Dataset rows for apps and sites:
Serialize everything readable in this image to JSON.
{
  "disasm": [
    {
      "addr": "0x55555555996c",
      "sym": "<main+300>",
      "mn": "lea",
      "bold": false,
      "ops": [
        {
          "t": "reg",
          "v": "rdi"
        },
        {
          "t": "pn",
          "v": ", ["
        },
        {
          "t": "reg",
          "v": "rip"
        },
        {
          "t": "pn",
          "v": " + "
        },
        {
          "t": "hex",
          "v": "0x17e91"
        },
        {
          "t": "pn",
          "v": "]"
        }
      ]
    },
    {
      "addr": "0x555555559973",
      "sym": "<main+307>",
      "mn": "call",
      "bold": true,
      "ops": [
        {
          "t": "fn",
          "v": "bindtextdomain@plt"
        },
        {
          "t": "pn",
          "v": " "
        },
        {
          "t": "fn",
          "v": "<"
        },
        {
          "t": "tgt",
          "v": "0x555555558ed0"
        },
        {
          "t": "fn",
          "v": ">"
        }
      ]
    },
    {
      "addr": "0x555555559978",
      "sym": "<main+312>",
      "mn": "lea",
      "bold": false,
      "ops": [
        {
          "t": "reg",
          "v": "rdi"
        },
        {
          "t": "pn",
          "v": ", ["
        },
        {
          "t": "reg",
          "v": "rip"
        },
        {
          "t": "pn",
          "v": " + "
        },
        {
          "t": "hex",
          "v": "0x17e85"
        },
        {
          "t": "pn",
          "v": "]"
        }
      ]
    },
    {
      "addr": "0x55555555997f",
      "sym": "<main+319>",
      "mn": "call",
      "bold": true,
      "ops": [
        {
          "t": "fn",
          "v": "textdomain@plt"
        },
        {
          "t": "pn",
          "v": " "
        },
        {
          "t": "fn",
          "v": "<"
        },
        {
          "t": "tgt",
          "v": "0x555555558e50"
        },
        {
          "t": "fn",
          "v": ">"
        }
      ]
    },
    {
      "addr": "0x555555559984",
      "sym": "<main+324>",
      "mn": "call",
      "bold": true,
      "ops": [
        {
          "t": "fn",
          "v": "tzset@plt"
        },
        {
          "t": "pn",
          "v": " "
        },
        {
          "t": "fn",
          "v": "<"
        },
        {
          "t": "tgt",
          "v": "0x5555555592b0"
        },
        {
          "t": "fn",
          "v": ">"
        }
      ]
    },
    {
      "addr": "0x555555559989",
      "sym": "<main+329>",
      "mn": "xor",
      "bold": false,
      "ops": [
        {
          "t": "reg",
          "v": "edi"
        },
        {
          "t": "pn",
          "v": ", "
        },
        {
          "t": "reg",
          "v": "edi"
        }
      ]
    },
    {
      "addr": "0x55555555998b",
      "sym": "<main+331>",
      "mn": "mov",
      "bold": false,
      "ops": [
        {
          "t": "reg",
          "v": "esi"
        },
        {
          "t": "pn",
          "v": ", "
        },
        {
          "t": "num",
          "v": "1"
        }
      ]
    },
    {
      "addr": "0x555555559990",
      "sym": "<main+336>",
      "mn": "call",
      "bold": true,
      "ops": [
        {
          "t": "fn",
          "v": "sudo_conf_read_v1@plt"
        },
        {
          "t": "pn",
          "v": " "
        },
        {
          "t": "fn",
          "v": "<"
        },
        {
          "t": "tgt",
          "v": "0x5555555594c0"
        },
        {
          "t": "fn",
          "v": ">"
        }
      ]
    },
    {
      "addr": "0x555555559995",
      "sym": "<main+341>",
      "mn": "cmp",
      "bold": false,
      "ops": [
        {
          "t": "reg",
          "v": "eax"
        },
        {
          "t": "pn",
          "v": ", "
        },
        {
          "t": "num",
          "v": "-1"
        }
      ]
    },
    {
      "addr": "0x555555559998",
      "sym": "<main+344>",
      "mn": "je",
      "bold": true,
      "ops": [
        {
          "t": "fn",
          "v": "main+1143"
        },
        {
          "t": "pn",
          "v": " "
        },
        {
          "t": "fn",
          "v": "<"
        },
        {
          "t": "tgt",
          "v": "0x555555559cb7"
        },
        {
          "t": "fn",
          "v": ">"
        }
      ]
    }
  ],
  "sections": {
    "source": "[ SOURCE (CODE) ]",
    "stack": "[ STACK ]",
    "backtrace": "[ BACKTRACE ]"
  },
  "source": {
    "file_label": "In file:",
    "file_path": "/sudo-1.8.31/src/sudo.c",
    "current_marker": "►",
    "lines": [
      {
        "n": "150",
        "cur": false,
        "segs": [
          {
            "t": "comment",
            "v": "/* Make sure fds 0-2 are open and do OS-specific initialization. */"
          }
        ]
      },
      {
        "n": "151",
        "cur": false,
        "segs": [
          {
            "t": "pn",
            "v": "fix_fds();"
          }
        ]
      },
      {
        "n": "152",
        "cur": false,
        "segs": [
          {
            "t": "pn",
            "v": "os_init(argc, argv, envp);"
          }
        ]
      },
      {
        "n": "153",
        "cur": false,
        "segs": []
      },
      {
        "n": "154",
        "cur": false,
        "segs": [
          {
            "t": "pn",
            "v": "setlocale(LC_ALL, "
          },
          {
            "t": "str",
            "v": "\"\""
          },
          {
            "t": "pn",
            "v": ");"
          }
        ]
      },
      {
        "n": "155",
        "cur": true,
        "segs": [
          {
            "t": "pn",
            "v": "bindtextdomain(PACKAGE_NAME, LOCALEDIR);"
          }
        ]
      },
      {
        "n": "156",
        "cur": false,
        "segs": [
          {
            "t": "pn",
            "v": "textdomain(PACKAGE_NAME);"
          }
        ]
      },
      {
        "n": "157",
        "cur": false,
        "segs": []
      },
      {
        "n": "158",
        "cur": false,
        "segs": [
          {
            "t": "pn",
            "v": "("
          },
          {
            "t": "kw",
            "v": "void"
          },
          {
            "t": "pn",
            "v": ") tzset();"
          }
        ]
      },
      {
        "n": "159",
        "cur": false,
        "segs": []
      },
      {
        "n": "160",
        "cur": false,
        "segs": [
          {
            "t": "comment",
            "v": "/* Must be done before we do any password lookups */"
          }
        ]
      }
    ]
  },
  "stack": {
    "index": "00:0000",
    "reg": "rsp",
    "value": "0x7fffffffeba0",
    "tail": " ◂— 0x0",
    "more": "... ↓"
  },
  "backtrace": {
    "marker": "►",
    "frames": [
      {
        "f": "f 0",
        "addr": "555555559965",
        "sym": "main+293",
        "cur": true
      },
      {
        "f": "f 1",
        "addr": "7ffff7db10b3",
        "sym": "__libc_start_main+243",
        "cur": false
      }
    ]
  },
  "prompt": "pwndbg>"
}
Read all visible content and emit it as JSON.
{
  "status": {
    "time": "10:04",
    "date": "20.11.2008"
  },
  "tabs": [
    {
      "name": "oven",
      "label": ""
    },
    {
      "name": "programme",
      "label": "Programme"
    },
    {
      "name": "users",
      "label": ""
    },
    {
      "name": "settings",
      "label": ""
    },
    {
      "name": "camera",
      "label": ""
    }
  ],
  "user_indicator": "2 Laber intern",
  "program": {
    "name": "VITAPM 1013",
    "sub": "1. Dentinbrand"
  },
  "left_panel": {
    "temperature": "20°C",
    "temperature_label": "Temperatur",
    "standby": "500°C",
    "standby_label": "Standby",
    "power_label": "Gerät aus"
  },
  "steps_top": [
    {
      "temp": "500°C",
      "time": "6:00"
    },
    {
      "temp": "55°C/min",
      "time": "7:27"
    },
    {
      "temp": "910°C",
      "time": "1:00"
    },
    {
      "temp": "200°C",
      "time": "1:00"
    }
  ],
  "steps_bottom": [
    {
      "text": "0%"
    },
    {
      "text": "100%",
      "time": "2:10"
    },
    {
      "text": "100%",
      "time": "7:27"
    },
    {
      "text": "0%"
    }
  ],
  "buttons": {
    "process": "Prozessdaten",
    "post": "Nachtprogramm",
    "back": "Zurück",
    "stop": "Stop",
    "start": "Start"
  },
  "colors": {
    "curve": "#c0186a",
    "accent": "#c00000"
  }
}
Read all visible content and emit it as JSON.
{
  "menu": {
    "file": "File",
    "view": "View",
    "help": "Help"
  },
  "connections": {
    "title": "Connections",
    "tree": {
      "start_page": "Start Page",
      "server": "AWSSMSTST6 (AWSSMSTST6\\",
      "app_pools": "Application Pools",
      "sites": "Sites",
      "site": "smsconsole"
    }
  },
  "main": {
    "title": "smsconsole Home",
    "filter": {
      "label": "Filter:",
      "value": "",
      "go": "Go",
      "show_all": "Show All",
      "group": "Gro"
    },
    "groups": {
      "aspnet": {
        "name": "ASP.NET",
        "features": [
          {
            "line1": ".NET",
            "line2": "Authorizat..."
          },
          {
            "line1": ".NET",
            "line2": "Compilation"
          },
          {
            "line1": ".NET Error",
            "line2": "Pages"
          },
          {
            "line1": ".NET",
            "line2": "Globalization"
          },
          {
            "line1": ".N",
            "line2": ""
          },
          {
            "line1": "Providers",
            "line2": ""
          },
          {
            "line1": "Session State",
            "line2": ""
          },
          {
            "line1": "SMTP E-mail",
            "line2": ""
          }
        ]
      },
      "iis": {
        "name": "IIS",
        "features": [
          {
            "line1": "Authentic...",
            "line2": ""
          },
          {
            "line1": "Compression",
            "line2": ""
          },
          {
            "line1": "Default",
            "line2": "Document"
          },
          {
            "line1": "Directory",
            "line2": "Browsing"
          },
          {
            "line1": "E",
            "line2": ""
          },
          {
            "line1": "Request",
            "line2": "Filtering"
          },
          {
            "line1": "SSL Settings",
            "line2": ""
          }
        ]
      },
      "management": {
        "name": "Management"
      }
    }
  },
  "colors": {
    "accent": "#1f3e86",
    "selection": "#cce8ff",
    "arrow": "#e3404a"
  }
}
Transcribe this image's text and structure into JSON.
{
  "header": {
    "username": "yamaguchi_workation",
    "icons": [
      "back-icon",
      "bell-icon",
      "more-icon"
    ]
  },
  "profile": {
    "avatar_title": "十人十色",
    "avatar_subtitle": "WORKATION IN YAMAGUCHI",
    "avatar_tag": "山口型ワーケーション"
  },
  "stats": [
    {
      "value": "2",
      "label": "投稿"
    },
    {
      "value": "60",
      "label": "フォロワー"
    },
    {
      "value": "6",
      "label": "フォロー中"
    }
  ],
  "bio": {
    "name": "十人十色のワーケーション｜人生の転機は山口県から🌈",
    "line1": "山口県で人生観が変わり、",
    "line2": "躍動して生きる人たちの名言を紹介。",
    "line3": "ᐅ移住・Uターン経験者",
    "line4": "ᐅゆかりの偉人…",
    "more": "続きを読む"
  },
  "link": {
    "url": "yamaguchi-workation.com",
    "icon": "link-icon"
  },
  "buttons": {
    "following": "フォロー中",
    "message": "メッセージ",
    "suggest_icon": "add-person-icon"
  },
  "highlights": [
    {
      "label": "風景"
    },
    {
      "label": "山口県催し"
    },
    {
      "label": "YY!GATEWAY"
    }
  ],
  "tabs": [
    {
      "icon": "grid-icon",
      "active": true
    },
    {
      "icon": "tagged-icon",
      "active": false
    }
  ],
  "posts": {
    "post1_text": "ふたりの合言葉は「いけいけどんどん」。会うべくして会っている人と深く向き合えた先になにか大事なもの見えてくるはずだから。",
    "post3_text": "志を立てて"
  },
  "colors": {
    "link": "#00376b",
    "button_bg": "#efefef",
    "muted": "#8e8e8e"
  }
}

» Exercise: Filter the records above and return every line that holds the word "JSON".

» Output of the task:
Serialize everything readable in this image to JSON.
Read all visible content and emit it as JSON.
Read all visible content and emit it as JSON.
Transcribe this image's text and structure into JSON.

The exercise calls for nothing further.